Virginia Woolf

The Diaries of Virginia Woolf 1936 – 1941

Although she visited London as often as circumstances allowed, Virginia Woolf spent much of the Battle period in and around her house at Rodmell, near Lewes in (now) East Sussex.

Thursday 4 July 1940 – Today a plane – ours – crashed at Southease.

Friday 5 July 1940 – The silly fellow who crashed his plane on the marsh tipped its nose over the brook. He didn’t know about the brook. So I walked down and saw it – a little gnat, with red and white and blue bars; a tent keeping guard. Louie said that Audrey Hubbard who was in the pea field ran to give first aid. She made him write his name on a cigarette card: he was taken to Lewes and has lockjaw.

Sgt Jensen of 601 Squadron had been on a training flight in his Hurricane when he started to be overcome by leaking glycol fumes but managed a forced landing.


Monday 19 August 1940 – Yesterday, 18th, there was a roar. Right on top of us they came. I looked at the plane, like a minnow at a roaring shark. Over they flashed – 3 I think. Olive green. Then pop pop pop – German ? Again pop pop pop, over Kingston. Said to be 5 bombers hedge hopping on their way to London. The closest shave so far.

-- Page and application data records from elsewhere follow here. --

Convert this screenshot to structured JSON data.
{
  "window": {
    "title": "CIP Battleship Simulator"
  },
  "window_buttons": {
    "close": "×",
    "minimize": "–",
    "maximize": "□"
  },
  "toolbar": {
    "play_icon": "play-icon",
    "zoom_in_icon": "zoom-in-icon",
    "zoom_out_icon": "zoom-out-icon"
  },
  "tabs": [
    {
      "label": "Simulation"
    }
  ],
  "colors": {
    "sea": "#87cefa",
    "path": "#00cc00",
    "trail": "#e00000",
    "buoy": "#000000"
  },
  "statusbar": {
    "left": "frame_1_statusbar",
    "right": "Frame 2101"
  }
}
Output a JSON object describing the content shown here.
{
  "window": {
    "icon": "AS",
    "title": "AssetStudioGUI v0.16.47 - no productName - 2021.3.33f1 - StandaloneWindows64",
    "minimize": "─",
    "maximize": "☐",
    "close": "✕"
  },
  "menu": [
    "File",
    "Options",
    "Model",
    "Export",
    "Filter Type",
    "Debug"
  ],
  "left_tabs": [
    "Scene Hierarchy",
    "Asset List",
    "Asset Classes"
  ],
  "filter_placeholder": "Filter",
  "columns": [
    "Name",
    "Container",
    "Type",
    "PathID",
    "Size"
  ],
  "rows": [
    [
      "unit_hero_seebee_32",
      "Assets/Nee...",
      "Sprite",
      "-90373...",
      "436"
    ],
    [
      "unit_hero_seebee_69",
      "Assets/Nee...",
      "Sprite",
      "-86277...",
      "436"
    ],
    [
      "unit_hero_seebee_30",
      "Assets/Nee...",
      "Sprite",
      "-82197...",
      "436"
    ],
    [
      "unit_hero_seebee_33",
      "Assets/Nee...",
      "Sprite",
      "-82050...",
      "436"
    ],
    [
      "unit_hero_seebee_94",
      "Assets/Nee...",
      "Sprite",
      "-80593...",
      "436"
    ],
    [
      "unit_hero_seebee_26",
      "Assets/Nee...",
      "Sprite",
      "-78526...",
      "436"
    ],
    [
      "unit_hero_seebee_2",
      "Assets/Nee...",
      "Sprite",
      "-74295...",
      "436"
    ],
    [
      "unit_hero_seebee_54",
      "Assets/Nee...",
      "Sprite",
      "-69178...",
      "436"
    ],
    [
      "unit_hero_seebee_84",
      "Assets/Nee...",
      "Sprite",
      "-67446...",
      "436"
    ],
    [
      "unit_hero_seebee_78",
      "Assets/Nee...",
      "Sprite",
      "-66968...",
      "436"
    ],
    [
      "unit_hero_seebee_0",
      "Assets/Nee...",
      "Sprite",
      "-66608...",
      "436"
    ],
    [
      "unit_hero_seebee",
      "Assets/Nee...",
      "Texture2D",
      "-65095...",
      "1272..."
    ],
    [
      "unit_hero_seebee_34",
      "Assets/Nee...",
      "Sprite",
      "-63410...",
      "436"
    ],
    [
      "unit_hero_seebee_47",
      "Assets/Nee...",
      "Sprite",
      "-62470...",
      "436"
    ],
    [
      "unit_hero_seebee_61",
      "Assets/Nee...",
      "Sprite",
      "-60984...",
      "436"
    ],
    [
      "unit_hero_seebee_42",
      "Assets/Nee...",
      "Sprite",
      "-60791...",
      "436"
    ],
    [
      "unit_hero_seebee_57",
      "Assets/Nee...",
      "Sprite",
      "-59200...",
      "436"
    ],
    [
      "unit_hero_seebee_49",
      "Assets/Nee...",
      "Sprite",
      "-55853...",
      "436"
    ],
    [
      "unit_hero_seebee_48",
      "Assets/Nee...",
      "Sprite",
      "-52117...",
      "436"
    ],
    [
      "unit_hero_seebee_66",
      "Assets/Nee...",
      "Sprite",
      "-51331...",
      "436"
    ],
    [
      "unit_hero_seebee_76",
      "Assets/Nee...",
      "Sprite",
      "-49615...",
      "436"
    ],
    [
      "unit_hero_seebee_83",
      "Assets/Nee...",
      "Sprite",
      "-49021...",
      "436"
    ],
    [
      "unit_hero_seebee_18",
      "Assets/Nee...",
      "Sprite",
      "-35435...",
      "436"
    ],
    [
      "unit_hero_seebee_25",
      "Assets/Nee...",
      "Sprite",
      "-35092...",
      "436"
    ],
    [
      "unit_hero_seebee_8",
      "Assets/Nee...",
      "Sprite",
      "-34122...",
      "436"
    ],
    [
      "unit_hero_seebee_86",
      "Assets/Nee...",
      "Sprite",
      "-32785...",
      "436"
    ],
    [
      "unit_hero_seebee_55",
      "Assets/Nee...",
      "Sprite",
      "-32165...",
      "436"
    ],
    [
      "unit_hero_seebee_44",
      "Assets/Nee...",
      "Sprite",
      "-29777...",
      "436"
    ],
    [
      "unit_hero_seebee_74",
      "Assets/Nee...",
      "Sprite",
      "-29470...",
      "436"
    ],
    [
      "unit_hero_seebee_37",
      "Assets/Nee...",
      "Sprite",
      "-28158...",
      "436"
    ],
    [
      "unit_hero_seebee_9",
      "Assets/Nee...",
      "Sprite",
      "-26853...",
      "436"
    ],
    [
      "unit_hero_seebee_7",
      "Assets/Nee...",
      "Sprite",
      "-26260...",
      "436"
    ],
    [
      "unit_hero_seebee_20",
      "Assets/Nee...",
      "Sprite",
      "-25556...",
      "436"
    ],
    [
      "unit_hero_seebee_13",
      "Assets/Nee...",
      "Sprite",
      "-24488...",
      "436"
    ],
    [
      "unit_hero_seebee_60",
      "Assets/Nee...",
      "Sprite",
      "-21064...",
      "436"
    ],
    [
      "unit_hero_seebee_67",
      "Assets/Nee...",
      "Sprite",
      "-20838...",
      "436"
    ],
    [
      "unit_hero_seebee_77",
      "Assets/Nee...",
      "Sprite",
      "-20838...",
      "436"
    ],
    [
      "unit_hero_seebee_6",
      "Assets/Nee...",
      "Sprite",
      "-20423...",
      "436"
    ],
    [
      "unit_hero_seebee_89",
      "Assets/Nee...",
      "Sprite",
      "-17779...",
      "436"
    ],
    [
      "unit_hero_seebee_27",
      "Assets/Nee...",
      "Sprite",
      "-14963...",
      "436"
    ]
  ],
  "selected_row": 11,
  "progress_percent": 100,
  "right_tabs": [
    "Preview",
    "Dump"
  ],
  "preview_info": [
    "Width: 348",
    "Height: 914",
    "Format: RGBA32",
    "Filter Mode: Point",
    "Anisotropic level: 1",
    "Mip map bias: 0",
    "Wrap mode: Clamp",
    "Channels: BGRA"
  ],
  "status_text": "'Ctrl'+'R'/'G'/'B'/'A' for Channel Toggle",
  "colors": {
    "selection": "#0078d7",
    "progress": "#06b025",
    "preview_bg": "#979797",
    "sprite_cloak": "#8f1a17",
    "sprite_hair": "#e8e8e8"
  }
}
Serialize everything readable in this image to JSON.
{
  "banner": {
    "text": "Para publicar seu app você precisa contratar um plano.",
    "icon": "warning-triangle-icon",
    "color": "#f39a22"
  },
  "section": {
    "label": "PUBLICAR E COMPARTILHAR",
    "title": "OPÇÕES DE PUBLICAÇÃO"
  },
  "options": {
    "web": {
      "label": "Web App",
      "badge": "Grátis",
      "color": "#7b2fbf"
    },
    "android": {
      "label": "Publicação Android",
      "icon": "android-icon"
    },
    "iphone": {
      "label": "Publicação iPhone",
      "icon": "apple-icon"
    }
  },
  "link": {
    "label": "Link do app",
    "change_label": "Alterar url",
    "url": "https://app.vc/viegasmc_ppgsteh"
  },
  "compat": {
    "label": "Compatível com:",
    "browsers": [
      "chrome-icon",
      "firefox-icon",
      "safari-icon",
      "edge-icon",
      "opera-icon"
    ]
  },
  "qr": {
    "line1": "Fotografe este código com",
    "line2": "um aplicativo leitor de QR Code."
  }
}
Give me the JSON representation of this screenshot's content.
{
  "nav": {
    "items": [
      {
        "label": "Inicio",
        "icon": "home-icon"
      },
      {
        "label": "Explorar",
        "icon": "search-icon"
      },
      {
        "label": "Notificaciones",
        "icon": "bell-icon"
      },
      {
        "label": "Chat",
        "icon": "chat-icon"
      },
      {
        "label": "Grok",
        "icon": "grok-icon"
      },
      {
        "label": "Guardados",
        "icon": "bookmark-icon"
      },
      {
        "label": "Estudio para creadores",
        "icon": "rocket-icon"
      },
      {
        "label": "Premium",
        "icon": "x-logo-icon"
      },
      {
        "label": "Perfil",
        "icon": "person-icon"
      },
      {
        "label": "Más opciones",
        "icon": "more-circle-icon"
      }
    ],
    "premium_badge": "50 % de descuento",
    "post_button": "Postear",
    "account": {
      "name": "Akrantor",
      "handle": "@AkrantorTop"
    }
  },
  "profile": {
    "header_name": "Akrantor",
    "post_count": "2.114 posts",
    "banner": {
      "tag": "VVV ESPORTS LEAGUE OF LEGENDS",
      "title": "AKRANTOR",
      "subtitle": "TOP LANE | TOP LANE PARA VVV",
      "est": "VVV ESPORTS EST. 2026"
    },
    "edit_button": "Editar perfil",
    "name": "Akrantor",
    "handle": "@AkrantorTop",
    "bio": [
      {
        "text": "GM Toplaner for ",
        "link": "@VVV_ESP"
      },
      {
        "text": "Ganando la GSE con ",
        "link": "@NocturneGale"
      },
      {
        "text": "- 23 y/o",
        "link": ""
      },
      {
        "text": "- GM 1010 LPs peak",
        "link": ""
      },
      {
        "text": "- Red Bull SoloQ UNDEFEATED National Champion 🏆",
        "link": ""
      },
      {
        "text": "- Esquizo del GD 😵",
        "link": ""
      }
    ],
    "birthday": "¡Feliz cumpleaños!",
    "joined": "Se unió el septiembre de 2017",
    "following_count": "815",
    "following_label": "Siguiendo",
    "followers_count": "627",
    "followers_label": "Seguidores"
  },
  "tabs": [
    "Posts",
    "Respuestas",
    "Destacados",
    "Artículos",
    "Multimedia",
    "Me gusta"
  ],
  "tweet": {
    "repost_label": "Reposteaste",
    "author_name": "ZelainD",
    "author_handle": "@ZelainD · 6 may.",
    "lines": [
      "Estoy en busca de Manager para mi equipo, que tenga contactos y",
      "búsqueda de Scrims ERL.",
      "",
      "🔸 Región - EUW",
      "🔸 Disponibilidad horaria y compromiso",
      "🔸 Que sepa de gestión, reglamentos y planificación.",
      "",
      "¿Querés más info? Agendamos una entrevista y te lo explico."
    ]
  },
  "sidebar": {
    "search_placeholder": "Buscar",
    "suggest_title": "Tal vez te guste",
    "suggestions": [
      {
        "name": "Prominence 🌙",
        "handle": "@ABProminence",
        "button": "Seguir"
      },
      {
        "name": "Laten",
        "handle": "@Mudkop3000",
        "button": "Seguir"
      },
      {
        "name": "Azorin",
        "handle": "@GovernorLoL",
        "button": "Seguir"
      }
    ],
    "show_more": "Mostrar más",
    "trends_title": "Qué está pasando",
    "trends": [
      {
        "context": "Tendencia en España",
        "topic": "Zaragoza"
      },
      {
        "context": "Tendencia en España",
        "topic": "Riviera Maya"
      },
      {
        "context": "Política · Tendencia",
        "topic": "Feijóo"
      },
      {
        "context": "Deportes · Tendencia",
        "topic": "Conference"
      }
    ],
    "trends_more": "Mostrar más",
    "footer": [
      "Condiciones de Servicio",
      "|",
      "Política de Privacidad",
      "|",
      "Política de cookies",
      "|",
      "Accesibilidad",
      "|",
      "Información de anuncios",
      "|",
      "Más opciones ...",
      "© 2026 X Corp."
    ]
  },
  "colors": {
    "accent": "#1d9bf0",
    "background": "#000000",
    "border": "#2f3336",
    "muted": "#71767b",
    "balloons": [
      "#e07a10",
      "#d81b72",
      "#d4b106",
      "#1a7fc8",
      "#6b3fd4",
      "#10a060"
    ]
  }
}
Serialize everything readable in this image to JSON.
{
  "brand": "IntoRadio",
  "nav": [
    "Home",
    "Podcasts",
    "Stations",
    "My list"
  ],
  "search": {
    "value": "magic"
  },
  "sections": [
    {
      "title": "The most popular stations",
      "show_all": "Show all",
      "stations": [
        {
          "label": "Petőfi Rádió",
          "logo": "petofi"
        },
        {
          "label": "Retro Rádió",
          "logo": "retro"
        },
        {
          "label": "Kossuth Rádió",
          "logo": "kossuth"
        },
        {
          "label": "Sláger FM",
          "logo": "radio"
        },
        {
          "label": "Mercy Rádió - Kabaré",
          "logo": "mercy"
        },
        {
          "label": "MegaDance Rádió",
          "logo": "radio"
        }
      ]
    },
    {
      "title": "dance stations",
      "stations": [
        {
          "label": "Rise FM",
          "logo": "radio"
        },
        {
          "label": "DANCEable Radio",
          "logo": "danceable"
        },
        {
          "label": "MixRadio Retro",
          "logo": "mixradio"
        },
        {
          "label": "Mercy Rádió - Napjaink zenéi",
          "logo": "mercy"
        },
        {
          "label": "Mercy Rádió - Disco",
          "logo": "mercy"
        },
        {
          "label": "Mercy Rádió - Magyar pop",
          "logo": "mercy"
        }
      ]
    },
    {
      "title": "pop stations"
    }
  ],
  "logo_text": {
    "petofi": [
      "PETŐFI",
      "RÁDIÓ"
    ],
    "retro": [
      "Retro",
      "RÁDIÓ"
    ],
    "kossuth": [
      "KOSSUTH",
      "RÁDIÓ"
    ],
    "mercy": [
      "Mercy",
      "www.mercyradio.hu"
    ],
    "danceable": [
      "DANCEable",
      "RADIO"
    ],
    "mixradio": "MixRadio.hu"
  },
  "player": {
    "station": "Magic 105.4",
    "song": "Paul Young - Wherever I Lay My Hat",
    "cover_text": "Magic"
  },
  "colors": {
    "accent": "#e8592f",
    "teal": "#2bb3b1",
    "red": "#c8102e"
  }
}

This was the famous low-level raid on RAF Kenley when nine Do17’s of 9/KG76 crossed the coast at under 100ft and continued to their target at this height. Four were shot down and only one of the rest returned without damage.

 

Caption – Diana Gardner – The Hedge Hoppers – Rodmell 19 August 1940 – wood engraving

Illustration – courtesy of Charleston Magazine


Wednesday 28 August 1940 – We went out on to the terrace, began playing (bowls). A large two-decker plane came heavily and slowly – Leonard said a Wellesley something. A training plane said Leslie. Suddenly there was pop pop from behind the church. Practising we said. The plane circled slowly out over the marsh and back, very close to the ground and to us. Then a whole volley of pops (like bags bursting) came together. The plane swung off, slow and heavy and circling towards Lewes. We looked. Leslie saw the German black cross. All the workmen were looking. Its a German. That dawned. It was the enemy. It dipped among the fir trees over Lewes and did not rise. Then we heard the drone. Looked up and saw 2 planes very high. They made for us. We started to shelter in the Lodge. But they wheeled and Leslie saw the English sign. So we watched – they side slipped glided swooped and roared for about 5 minutes round the fallen plane as if identifying and making sure – then made off towards London. Our version is that it was a wounded plane, looking for a landing. “It was a Jerry sure eno’” the men said: the men who are making a gun hiding by the gate. It would have been a peaceful matter of fact death to be popped off on the terrace playing bowls this very fine cool sunny August evening.

An unarmed Gotha 145 biplane which had set off from Cherbourg carrying mail had become lost in fog and ended up on Lewes racecourse. The pilot Leonard Buckle was captured. There is another interesting eye-witness account at:

www.bbc.co.uk/history/ww2peopleswar/stories/95/a3511595.shtml


Wednesday 11 September 1940 – A plane shot down before our eyes just before tea: over the (Lewes) race course; a scuffle; a swerve; then a plunge; and a burst of thick black smoke. Percy says the pilot baled out.

Me109 wk nr 1641 of 2/JG51 was shot down by Sgt WB Higgins of 253 (Hurricane) Squadron. Pilot Hauptmann E Wiggers was killed.


Wednesday 2 October 1940 – Caburn was crowned with what looked like a settled moth, wings extended – a Messerschmitt it was, shot down on Sunday. (i.e 29 Sept)

Mount Caburn is the high (450 ft) ground to the south east of Lewes, today used by microlights. I have been unable to trace any aircraft lost in this area around that date.